PROBLEM DESCRIPTION: Among the entries below, find the lines that contain the string "Changes". State only how many there are.

MATERIALS PROVIDED below:

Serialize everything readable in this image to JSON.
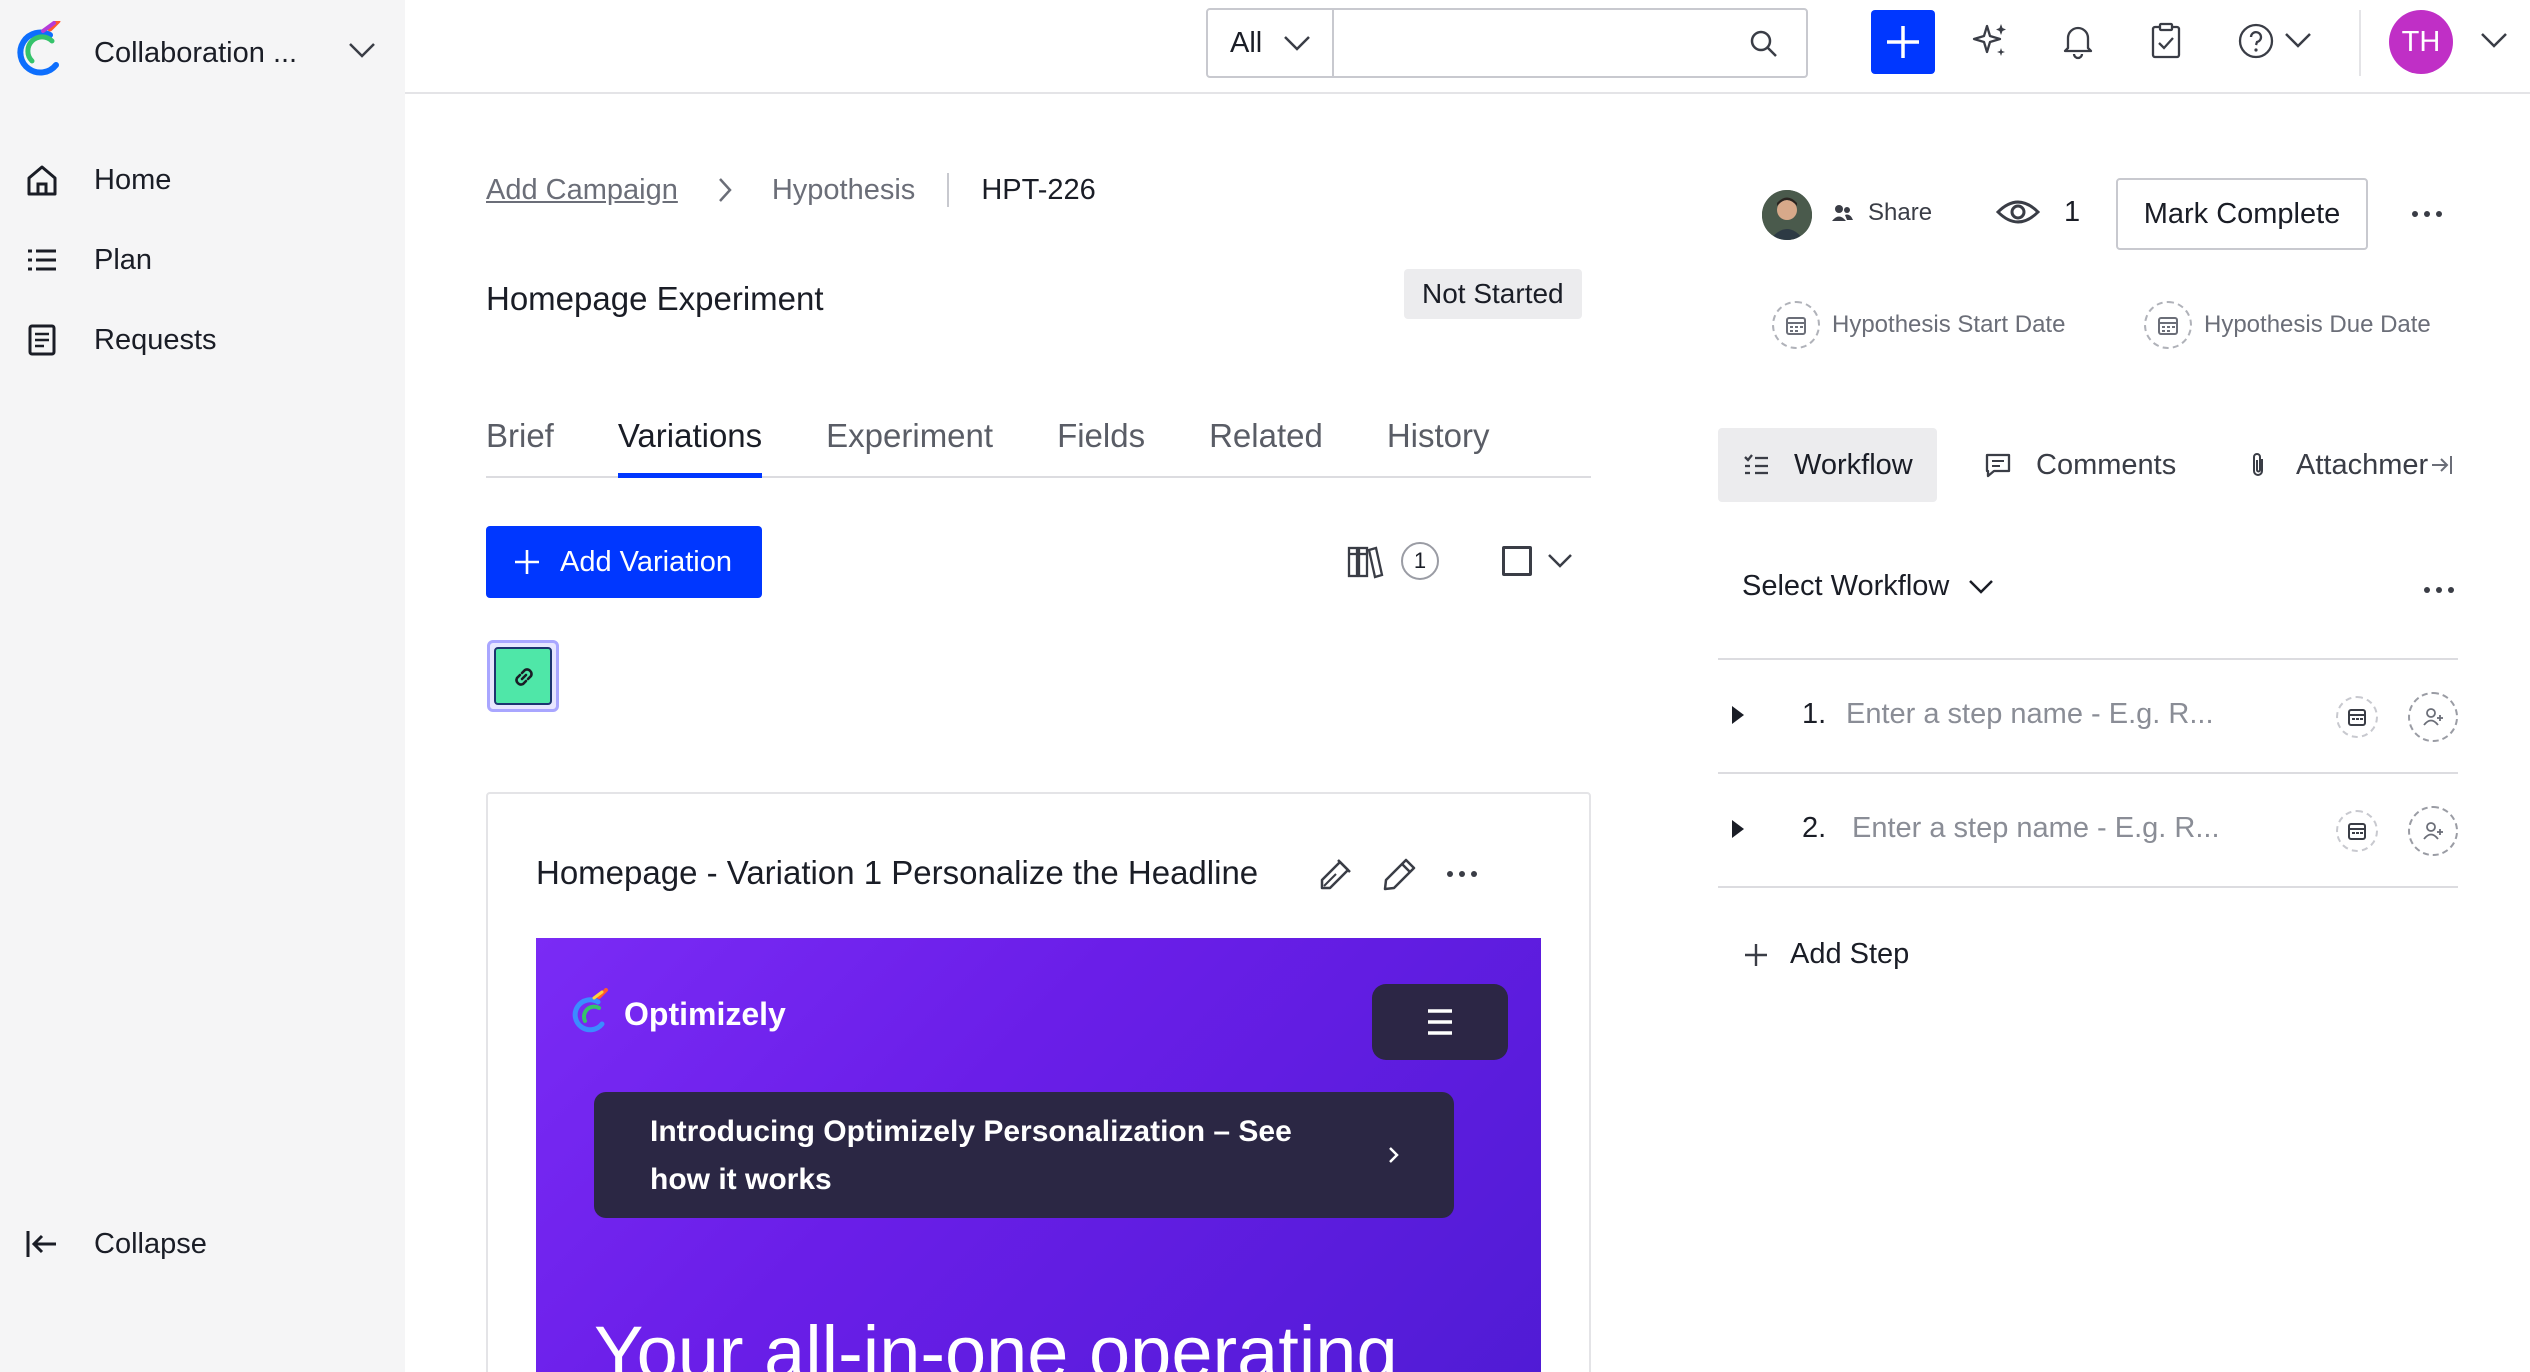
{
  "sidebar": {
    "workspace_name": "Collaboration ...",
    "nav": [
      {
        "label": "Home",
        "icon": "home-icon"
      },
      {
        "label": "Plan",
        "icon": "list-icon"
      },
      {
        "label": "Requests",
        "icon": "document-icon"
      }
    ],
    "collapse_label": "Collapse"
  },
  "topbar": {
    "scope_label": "All",
    "search_placeholder": "",
    "avatar_initials": "TH",
    "accent": "#0037ff",
    "avatar_color": "#c02fc6"
  },
  "breadcrumb": {
    "root": "Add Campaign",
    "type": "Hypothesis",
    "id": "HPT-226"
  },
  "page": {
    "title": "Homepage Experiment",
    "status": "Not Started",
    "tabs": [
      "Brief",
      "Variations",
      "Experiment",
      "Fields",
      "Related",
      "History"
    ],
    "active_tab": "Variations"
  },
  "variations": {
    "add_label": "Add Variation",
    "library_count": "1",
    "card": {
      "title": "Homepage - Variation 1 Personalize the Headline",
      "preview": {
        "brand": "Optimizely",
        "banner": "Introducing Optimizely Personalization – See how it works",
        "hero": "Your all-in-one operating"
      }
    }
  },
  "right_panel": {
    "share_label": "Share",
    "watchers": "1",
    "mark_complete_label": "Mark Complete",
    "start_date_label": "Hypothesis Start Date",
    "due_date_label": "Hypothesis Due Date",
    "tabs": [
      "Workflow",
      "Comments",
      "Attachmer"
    ],
    "select_workflow_label": "Select Workflow",
    "steps": [
      {
        "num": "1.",
        "placeholder": "Enter a step name - E.g. R..."
      },
      {
        "num": "2.",
        "placeholder": "Enter a step name - E.g. R..."
      }
    ],
    "add_step_label": "Add Step"
  }
}
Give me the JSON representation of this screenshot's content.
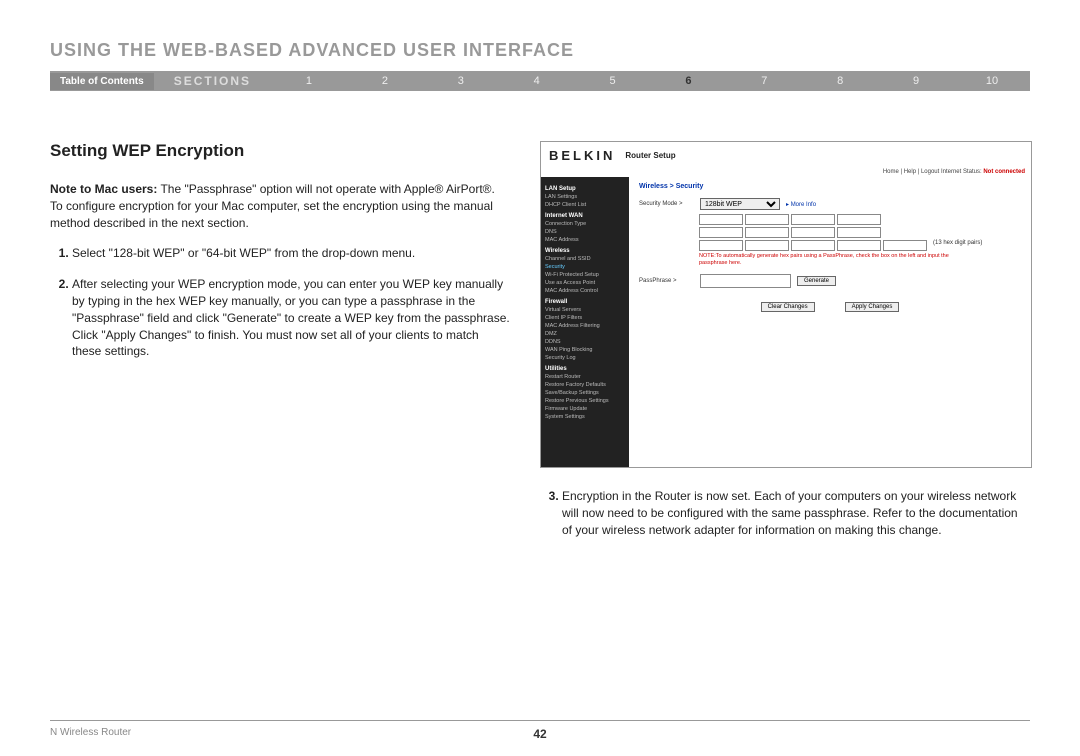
{
  "header": {
    "title": "USING THE WEB-BASED ADVANCED USER INTERFACE",
    "toc": "Table of Contents",
    "sections_label": "SECTIONS",
    "numbers": [
      "1",
      "2",
      "3",
      "4",
      "5",
      "6",
      "7",
      "8",
      "9",
      "10"
    ],
    "active": "6"
  },
  "left": {
    "heading": "Setting WEP Encryption",
    "note_label": "Note to Mac users:",
    "note_text": " The \"Passphrase\" option will not operate with Apple® AirPort®. To configure encryption for your Mac computer, set the encryption using the manual method described in the next section.",
    "step1": "Select \"128-bit WEP\" or \"64-bit WEP\" from the drop-down menu.",
    "step2": "After selecting your WEP encryption mode, you can enter you WEP key manually by typing in the hex WEP key manually, or you can type a passphrase in the \"Passphrase\" field and click \"Generate\" to create a WEP key from the passphrase. Click \"Apply Changes\" to finish. You must now set all of your clients to match these settings."
  },
  "router": {
    "brand": "BELKIN",
    "subtitle": "Router Setup",
    "toplinks": "Home | Help | Logout   Internet Status:",
    "status": "Not connected",
    "sidebar": {
      "cat1": "LAN Setup",
      "c1a": "LAN Settings",
      "c1b": "DHCP Client List",
      "cat2": "Internet WAN",
      "c2a": "Connection Type",
      "c2b": "DNS",
      "c2c": "MAC Address",
      "cat3": "Wireless",
      "c3a": "Channel and SSID",
      "c3b": "Security",
      "c3c": "Wi-Fi Protected Setup",
      "c3d": "Use as Access Point",
      "c3e": "MAC Address Control",
      "cat4": "Firewall",
      "c4a": "Virtual Servers",
      "c4b": "Client IP Filters",
      "c4c": "MAC Address Filtering",
      "c4d": "DMZ",
      "c4e": "DDNS",
      "c4f": "WAN Ping Blocking",
      "c4g": "Security Log",
      "cat5": "Utilities",
      "c5a": "Restart Router",
      "c5b": "Restore Factory Defaults",
      "c5c": "Save/Backup Settings",
      "c5d": "Restore Previous Settings",
      "c5e": "Firmware Update",
      "c5f": "System Settings"
    },
    "content": {
      "crumb": "Wireless > Security",
      "secmode_label": "Security Mode >",
      "secmode_value": "128bit WEP",
      "more": "More Info",
      "hex_note": "(13 hex digit pairs)",
      "note": "NOTE:To automatically generate hex pairs using a PassPhrase, check the box on the left and input the passphrase here.",
      "pass_label": "PassPhrase >",
      "gen_btn": "Generate",
      "clear_btn": "Clear Changes",
      "apply_btn": "Apply Changes"
    }
  },
  "right": {
    "step3": "Encryption in the Router is now set. Each of your computers on your wireless network will now need to be configured with the same passphrase. Refer to the documentation of your wireless network adapter for information on making this change."
  },
  "footer": {
    "product": "N Wireless Router",
    "page": "42"
  }
}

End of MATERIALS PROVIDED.

REPLY: 3